John wrapped up his competition for Toastmasters International and placed third in the state!
Here is a summary of his speech…
It is titled “The Hero-in Solution”. It is about the opioid/heroin epidemic which is now killing more people than guns and car accidents combined in our country. It invites the audience to open their hearts and minds to looking at people with the disease of addiction as people who are sick and need help. Just like someone with heart disease or cancer, they need support from family, doctors, medications, treatments, etc. to fight the disease. Similarly, people with addiction need help and support from family/friends, church, counseling, treatments, medications, support group meetings, etc. to fight their disease. The speech concludes by inviting the audience to help be a HERO IN the heroin solution by supporting those battling opioid/heroin addiction that has reached epidemic proportions.
John would like to thank all the support he’s received from his family and his local Toastmasters “homegroup” Franklin Toastmasters.
This is one of the best articles even written on John and his/our story. It was written by a Belmont University student about how addiction found an active role in our marriage. It’s a great summary of the toll addiction had on our marriage and family. Here’s to taking life one day at a time
DENVER – The opioid epidemic President Donald Trump has vowed to fight is hitting suburbia the hardest, according to a new study by County Health Rankings.
The data shows overdose deaths in the suburban areas of large metros are now outpacing all other communities.
Some call it a “silent” epidemic.
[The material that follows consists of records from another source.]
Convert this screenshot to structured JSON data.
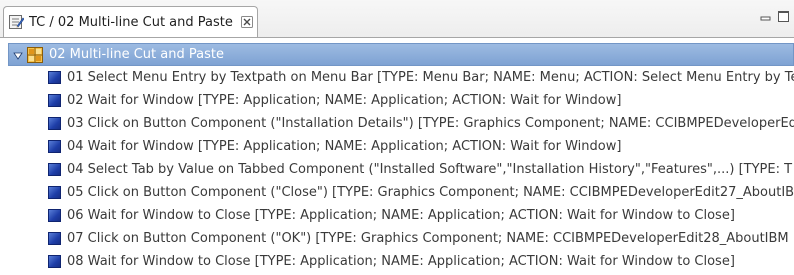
{
  "tab": {
    "title": "TC / 02 Multi-line Cut and Paste",
    "icon": "test-case-editor-icon"
  },
  "view_buttons": {
    "minimize": "minimize-icon",
    "maximize": "maximize-icon"
  },
  "tree": {
    "root": {
      "label": "02 Multi-line Cut and Paste",
      "expanded": true,
      "icon": "test-suite-grid-icon"
    },
    "children": [
      {
        "label": "01 Select Menu Entry by Textpath on Menu Bar [TYPE: Menu Bar; NAME: Menu; ACTION: Select Menu Entry by Te"
      },
      {
        "label": "02 Wait for Window [TYPE: Application; NAME: Application; ACTION: Wait for Window]"
      },
      {
        "label": "03 Click on Button Component (\"Installation Details\") [TYPE: Graphics Component; NAME: CCIBMPEDeveloperEd"
      },
      {
        "label": "04 Wait for Window [TYPE: Application; NAME: Application; ACTION: Wait for Window]"
      },
      {
        "label": "04 Select Tab by Value on Tabbed Component (\"Installed Software\",\"Installation History\",\"Features\",...) [TYPE: T"
      },
      {
        "label": "05 Click on Button Component (\"Close\") [TYPE: Graphics Component; NAME: CCIBMPEDeveloperEdit27_AboutIB"
      },
      {
        "label": "06 Wait for Window to Close [TYPE: Application; NAME: Application; ACTION: Wait for Window to Close]"
      },
      {
        "label": "07 Click on Button Component (\"OK\") [TYPE: Graphics Component; NAME: CCIBMPEDeveloperEdit28_AboutIBM"
      },
      {
        "label": "08 Wait for Window to Close [TYPE: Application; NAME: Application; ACTION: Wait for Window to Close]"
      }
    ]
  }
}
John Mabry is a strategic partnership manager for Addiction Campuses – the rehab network that helped him start his longest sobriety streak, currently at 15 months.
Mabry, who is married and has three kids, struggled with an addiction to painkillers and alcohol for years after a serious car crash in college.
“I never thought that would be me,” Mabry said from Addiction Campuses’ Nashville headquarters. “I always thought it was a homeless person or someone living under the bridge. Reality is I am an alcoholic or addict and people like me are struggling just as much and even worse.”
Mabry says families in the suburbs often don’t talk about addiction because it is an uncomfortable topic, and they have better access to health care and insurance to start taking opioids.
“It’s a conversation we haven’t been willing to have out in the suburbs and the part of town I grew up in,” Mabry said.
County Health Rankings’ study shows overall “premature” deaths from all causes have risen steadily and sharply since 2012 after years of major declines.
The most dramatic increase in premature deaths are from drug overdoses.
Mabry says his own brother died from an overdose.
He says the most important thing he can do is have an open and honest conversation with his young kids about how dangerous addiction is.
Mabry says drug dealers are now moving to the suburbs from the city because they’re finding more clients.
Addiction Campuses has a 24/7 hotline for anyone needing help across the country at (888) 614-2251.
I will be the first to admit that I, the wife of a recovering alcoholic and addict, have been put in some pretty terrifying situations throughout the years of active addiction in our home. I am extremely grateful to be able to post these photos, which show how God can redeem people who may sometimes seem hopeless after multiple rounds of in and out-patient rehab.
John is now teaching a Drug-Free Workplace Training for Addiction Campuses to businesses and city employees, like here in Lawrenceburg, TN.
John took first place in Division D of Toastmasters International public speaking contest with his speech about opioid addiction.
John had the honor of speaking on a panel Trevecca Nazarene University’s Community Conversation Chapel on the issues of addiction and pornography.
John spoke at Belmont University on behalf of Addiction Campuses. The biggest honor was dedicating his speech to his brother, Matt.
Grateful for the opportunity to share a spouse’s perspective on addiction for an interview. We started Mabry Living to share our truth. It’s comforting to know we made the right decision to let light into the dark spaces of our lives. If you’re secretly struggling with addiction in your home or family, you’re not alone.